Florida Orange Groves
These reminiscences were dredged up by a photo I found in my files from May 2008, my year-old Bonneville on a side road near Alva, Florida on my meandering way home from a conference trip to Clearwater north of Tampa. I like central Florida, a land of small towns, long straight roads unfortunately, but also woods, fields and unlikely back roads. It's a place that gives you space to think. 
Triumph Bonneville, Florida
Besides. it's nice to come home to the Keys and water and sky and familiar curves and passing zones and bridges and views and mangroves and even if it is a commute it is a good place to ride if you have done a lot of twisted mountain riding in your life.
Florida Sunset
An 80 degree evening in January in the Northern Hemisphere is not to be sniffed at if you dislike the cold. The road goes straight forward and straight back. Long may the road go, and long may I be on it.
Triumph Bonneville, US 1
I have been gearing up for the post-holiday busyness of being busy and Key West is busy. Lots of cars and people and sunshine shortly to be replaced by a couple of cool nights. I passed  a Tennessee- tagged SUV filled with eager faces looking forward to a  tropical vacation...and I hoped they felt a 63 degree night might qualify.  
Overseas Highway Mile Marker 14, Florida Keys
It has been a long time since the Lower Keys say a 50 degree day,a very long time indeed. I actually wouldn't mind a cold snap if only to remind me how much I enjoy the heat. I might sing a different tune if it got so cold I couldn't enjoy the ride.

Sunday, January 3, 2016

Starting A New Year

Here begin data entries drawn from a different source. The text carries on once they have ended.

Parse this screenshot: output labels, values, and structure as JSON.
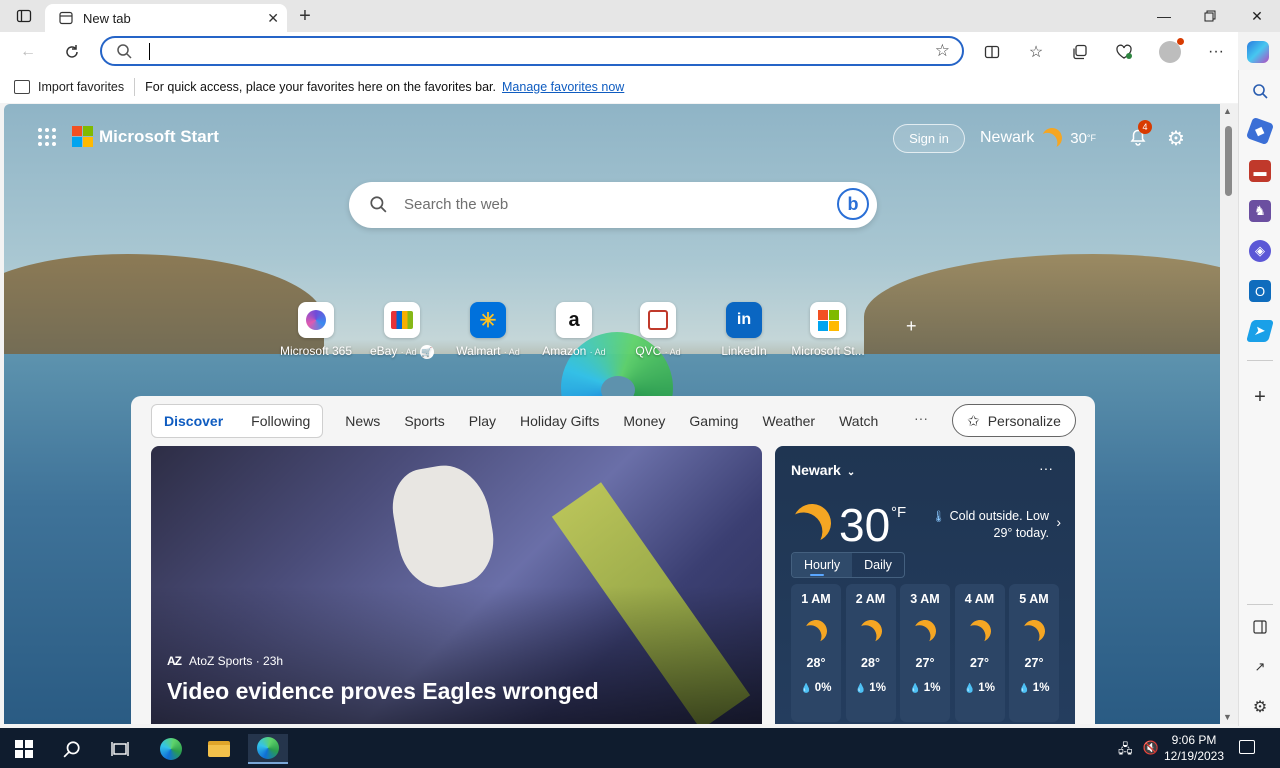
{
  "browser": {
    "tab_title": "New tab",
    "address_value": "",
    "favorites_bar": {
      "import_label": "Import favorites",
      "message": "For quick access, place your favorites here on the favorites bar.",
      "manage_link": "Manage favorites now"
    }
  },
  "page": {
    "brand": "Microsoft Start",
    "sign_in": "Sign in",
    "weather_city": "Newark",
    "weather_temp": "30",
    "weather_unit": "°F",
    "notifications_count": "4",
    "search_placeholder": "Search the web",
    "quick_links": [
      {
        "name": "Microsoft 365",
        "ad": ""
      },
      {
        "name": "eBay",
        "ad": "· Ad"
      },
      {
        "name": "Walmart",
        "ad": "· Ad"
      },
      {
        "name": "Amazon",
        "ad": "· Ad"
      },
      {
        "name": "QVC",
        "ad": "· Ad"
      },
      {
        "name": "LinkedIn",
        "ad": ""
      },
      {
        "name": "Microsoft St...",
        "ad": ""
      }
    ],
    "feed_tabs": {
      "primary": [
        "Discover",
        "Following"
      ],
      "categories": [
        "News",
        "Sports",
        "Play",
        "Holiday Gifts",
        "Money",
        "Gaming",
        "Weather",
        "Watch"
      ],
      "more": "···",
      "personalize": "Personalize"
    },
    "hero": {
      "source": "AtoZ Sports · 23h",
      "source_logo": "AZ",
      "headline": "Video evidence proves Eagles wronged"
    },
    "weather_card": {
      "city": "Newark",
      "temp": "30",
      "unit": "°F",
      "summary": "Cold outside. Low 29° today.",
      "toggle": [
        "Hourly",
        "Daily"
      ],
      "hours": [
        {
          "time": "1 AM",
          "temp": "28°",
          "precip": "0%"
        },
        {
          "time": "2 AM",
          "temp": "28°",
          "precip": "1%"
        },
        {
          "time": "3 AM",
          "temp": "27°",
          "precip": "1%"
        },
        {
          "time": "4 AM",
          "temp": "27°",
          "precip": "1%"
        },
        {
          "time": "5 AM",
          "temp": "27°",
          "precip": "1%"
        }
      ]
    }
  },
  "taskbar": {
    "time": "9:06 PM",
    "date": "12/19/2023"
  },
  "colors": {
    "accent": "#0f5cc0",
    "address_border": "#2564c7",
    "taskbar": "#0f1c2e",
    "weather_card": "#1f3552"
  }
}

The whole New Year-old year thing doesn't really do much for me but this year, continuing my streak of bad bio rhythms I spent  New Year's Eve under the covers battling a fever. I missed out, not on a party, but a substantial overtime check for working overtime on a  city holiday. My shift was to start at eleven so I had the evening to have dinner at home with my wife and then I had a chance to make a fat check after she went to bed... Instead I had her waiting on me and my friends at work getting through a tough night without my help. Bugger.
Triumph Bonneville, Key West
But now I am well and truly recovered, my Bonneville is running nicely and on my way into work last night I got to stop for a moment and see part of a rather feeble sunset at Smathers Beach.
Triumph Bonneville, Key West
It was great to be out in the cool evening air, cool by local standards that is, lacking humidity even if it was around 80 degrees. The traffic on Highway One wasn't awful and I made good enough time to be able to stop for a couple of minutes before plunging into training with my new Trainee. For only the second time in eleven years that I have worked at police dispatch we have no openings...11 dispatchers, three trainees and one administrator. We are full! Hooray, and I hope it lasts.
Bonneville, Key West
My wife and I were talking about the new year and we have decided we need to make some changes. 2015 was filled with work and no play which makes for dull people. I am seriously missing my walks with my dog, but after she suffered so badly on the trip to Orlando I am now convinced she is happy with her routines at home. We figure that she's good as far north as Fort Lauderdale or Fort Myers, four or five hours in the car ona  direct trip, but no further. Her world is closing in, but she remains happy if not terribly mobile and for that I am grateful. A pain free old age is fine thing for her even if she can't walk with me anymore.
South Roosevelt Boulevard, Key West
The first step to enjoying daily life more is to take time on my commute to pause and sniff the salt air. Very good it was too.

Friday, January 1, 2016

Happy New Year

2015 was a stark mixture of hope and frustration for me. 2016 will no doubt present its challenges. For now I am in bed with a fever of 102 wondering why I forgot to get a flu shot this year. Frankly I am glad the holidays are over and the daily routine can resume. Onwards and upwards!
Vespa, Sandy's Cafe,Key West